→ **WORK REQUEST**
Search the listing for the string "vietlq" and copy every line that contains it.
^^^^^^^^
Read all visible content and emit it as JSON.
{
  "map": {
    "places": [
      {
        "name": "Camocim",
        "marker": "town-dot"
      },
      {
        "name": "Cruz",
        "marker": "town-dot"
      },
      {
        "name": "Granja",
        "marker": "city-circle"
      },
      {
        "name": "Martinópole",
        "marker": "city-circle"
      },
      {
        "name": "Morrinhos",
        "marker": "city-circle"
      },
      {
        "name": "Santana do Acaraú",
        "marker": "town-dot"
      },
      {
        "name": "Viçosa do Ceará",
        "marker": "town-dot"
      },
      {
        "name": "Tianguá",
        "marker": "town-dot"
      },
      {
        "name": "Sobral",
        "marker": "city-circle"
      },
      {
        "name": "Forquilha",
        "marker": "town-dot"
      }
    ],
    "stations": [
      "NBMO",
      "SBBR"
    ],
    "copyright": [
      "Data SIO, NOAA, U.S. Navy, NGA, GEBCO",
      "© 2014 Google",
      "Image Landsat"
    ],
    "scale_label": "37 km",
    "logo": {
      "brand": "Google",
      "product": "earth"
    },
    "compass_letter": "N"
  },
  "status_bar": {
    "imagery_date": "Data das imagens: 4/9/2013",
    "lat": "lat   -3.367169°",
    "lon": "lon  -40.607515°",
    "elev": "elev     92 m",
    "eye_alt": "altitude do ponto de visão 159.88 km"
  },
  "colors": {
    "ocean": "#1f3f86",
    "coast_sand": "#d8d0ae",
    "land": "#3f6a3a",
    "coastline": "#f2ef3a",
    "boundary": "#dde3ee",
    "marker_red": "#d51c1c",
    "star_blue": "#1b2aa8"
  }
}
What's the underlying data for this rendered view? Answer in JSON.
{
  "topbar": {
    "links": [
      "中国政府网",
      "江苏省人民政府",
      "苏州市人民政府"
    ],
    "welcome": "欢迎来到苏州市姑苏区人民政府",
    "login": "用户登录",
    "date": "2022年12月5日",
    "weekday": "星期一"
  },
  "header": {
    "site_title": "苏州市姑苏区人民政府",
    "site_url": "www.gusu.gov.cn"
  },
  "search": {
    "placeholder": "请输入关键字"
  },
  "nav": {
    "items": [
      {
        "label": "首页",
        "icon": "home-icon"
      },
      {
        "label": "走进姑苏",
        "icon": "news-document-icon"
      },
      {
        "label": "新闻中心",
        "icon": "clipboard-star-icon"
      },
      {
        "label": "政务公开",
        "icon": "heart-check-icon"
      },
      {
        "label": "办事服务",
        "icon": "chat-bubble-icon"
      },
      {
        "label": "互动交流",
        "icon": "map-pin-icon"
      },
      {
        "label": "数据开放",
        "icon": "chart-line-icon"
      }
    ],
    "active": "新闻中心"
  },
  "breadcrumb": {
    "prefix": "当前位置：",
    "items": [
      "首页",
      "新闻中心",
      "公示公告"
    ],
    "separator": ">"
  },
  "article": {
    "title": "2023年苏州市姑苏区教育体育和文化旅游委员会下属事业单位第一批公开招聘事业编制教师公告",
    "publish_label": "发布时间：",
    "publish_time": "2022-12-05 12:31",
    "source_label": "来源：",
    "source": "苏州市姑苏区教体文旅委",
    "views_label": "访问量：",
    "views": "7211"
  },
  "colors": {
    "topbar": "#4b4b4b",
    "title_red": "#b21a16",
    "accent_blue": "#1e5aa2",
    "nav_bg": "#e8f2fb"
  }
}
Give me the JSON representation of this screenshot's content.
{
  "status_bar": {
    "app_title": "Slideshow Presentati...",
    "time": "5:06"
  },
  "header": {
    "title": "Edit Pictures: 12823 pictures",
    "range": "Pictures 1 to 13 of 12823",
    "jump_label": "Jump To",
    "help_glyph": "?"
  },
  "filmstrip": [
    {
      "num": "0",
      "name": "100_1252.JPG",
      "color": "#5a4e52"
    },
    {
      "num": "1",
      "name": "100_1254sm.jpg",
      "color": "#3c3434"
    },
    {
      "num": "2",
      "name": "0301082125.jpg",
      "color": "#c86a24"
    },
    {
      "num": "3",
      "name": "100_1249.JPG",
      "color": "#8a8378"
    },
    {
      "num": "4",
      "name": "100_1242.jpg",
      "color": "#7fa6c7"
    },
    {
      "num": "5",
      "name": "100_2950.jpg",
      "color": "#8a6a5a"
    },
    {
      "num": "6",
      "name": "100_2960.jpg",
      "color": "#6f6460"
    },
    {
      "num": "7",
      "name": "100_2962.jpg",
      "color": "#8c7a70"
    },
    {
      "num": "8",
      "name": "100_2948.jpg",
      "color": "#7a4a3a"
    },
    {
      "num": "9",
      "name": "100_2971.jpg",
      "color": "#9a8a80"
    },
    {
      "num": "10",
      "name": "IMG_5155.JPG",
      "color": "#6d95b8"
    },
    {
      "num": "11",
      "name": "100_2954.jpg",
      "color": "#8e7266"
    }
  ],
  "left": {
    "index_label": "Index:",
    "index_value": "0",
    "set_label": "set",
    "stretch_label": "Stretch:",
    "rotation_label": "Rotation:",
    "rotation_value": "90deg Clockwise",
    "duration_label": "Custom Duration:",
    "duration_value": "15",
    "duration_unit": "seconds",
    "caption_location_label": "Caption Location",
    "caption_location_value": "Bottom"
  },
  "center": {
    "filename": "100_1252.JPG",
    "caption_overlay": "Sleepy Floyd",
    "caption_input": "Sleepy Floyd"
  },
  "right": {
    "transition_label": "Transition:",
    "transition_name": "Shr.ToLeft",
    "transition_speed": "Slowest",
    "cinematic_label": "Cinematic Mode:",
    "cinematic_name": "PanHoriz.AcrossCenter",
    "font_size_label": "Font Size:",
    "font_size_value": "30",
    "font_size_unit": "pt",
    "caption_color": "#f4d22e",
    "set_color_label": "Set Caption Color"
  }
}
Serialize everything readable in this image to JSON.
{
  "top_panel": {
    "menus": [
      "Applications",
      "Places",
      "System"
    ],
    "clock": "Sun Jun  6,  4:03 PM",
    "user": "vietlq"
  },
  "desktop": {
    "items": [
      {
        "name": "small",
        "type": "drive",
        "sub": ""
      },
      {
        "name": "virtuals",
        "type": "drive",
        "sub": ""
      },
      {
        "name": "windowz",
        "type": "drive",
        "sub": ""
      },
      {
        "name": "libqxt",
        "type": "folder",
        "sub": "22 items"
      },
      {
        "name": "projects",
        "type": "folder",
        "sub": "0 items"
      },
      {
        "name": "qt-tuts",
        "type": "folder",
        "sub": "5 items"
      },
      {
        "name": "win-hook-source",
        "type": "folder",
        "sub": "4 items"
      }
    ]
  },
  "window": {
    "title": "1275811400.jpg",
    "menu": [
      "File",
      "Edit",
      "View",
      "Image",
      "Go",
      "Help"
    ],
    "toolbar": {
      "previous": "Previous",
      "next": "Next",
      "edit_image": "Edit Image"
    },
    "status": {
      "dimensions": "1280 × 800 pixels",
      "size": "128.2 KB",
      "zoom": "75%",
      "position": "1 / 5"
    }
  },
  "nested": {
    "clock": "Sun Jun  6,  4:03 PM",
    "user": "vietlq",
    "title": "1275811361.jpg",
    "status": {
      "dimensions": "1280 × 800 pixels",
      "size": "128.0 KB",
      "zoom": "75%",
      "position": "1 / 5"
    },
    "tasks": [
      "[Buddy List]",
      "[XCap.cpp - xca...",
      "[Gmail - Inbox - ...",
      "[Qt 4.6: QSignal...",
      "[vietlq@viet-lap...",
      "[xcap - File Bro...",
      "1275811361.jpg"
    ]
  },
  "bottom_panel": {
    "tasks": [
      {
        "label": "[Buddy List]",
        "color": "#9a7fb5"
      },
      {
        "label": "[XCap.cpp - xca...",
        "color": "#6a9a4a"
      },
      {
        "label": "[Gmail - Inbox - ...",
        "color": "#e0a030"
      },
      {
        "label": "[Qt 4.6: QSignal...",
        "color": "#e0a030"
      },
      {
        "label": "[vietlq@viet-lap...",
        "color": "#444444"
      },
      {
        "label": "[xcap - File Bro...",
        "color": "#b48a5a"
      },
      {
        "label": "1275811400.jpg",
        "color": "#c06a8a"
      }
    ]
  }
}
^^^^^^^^
→ **EXPECTED ANSWER**
    "user": "vietlq"
    "user": "vietlq",
      "[vietlq@viet-lap...",
        "label": "[vietlq@viet-lap...",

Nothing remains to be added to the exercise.